Robb said the crash was a tragedy, but said that Cernadas died doing what she loved.

“Flight nurse who was lost Stacey Cernadas only 36 a the time of the crash,” Robb said. “What’s sad is she was someone who dedicated her life to serving others and she died doing what she loved and not many can say that.”

Robb explained that Metro Aviation was sued because the supplied pilot Chad Hammond, who also died in the crash, while Haynes supplied the medical staff.

“Metro Aviation was the employer of the pilot, so they were responsible for the pilot’s fault in crashing the helicopter,” Robb said. “However, Metro Aviation stood behind its pilot and accepted responsibility.”

The other two individuals killed in the crash were flight medic Jason Snipes and patient Zach Strickland.

The crash occurred March 26, 2016, when the helicopter left Troy and headed to the scene of an accident in Goodman, where Strickland’s vehicle had hit a ditch and light pole.

After picking Strickland up just after midnight, the helicopter fell from the sky. The National Transportation Safety Board has not yet released a final report, but the preliminary report shows that fog and mist reduced visibility at the time of the crash.

“Fog, mist, and reduced visibility existed at the (landing zone) at the time of the helicopter’s arrival,” the report reads. “Witnesses also observed that these same conditions were still present when the helicopter lifted off approximately 23 minutes later.”

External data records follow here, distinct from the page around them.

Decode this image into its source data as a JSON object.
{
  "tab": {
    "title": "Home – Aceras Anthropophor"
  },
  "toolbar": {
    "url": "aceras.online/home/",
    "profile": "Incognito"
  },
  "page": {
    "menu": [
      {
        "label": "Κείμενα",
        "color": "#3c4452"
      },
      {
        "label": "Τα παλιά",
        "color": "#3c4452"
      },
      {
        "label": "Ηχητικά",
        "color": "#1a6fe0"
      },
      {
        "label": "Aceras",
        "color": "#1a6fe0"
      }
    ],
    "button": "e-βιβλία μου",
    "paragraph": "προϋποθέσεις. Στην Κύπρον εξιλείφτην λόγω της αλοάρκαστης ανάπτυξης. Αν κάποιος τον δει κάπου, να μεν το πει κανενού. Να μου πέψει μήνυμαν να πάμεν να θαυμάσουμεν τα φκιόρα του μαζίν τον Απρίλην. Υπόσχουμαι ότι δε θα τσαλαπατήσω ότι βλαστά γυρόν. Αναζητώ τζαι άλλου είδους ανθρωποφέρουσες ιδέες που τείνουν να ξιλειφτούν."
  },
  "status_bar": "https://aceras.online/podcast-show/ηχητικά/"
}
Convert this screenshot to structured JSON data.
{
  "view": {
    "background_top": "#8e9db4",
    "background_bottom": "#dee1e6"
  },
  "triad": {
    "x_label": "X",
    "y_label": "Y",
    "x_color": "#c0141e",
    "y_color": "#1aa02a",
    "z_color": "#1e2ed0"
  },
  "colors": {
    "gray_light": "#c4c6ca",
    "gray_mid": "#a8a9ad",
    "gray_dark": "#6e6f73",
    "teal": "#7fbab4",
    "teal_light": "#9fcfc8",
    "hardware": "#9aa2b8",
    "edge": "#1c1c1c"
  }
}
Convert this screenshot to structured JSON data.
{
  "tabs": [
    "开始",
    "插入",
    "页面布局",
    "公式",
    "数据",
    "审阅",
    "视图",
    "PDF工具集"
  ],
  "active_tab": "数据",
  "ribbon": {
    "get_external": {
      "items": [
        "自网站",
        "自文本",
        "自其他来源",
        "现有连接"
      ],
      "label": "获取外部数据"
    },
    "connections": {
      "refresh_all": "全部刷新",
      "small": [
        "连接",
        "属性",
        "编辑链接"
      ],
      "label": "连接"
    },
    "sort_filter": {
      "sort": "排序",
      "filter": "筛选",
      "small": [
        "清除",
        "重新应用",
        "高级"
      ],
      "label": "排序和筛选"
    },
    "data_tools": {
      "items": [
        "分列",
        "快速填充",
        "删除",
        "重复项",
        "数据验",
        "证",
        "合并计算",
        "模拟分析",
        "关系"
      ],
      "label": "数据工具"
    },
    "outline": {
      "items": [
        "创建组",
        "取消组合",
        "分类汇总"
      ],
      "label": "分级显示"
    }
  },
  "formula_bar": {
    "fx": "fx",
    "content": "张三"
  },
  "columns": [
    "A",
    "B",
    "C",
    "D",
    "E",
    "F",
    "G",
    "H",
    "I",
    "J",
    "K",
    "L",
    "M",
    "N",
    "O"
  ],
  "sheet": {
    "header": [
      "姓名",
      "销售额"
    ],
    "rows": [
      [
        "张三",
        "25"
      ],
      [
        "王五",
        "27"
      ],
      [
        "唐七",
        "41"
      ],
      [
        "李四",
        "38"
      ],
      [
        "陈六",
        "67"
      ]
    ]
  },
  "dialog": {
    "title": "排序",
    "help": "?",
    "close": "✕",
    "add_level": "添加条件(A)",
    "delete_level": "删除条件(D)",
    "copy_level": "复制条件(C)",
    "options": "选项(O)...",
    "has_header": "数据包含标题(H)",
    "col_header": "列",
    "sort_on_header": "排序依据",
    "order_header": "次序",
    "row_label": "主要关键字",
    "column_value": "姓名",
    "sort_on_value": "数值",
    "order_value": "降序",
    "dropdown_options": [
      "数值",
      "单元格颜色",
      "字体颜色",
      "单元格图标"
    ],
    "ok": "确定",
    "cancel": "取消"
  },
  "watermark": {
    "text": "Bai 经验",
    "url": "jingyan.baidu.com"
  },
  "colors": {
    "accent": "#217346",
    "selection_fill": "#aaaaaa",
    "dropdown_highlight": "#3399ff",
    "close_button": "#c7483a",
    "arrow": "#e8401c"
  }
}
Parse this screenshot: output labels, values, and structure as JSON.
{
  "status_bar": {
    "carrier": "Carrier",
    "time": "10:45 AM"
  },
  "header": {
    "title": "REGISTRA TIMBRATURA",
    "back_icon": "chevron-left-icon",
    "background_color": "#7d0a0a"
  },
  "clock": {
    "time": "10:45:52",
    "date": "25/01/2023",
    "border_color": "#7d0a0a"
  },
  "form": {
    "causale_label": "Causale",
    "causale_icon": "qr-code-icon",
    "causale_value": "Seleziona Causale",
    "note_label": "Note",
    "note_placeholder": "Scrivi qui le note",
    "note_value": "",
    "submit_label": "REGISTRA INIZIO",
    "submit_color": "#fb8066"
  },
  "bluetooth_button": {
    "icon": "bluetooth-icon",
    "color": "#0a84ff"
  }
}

Haynes LifeFlight and Troy Regional Medical Center recently held a ceremony to reflect on the accident on its one-year anniversary and dedicated a memorial to the crew just outside the helicopter’s landing pad.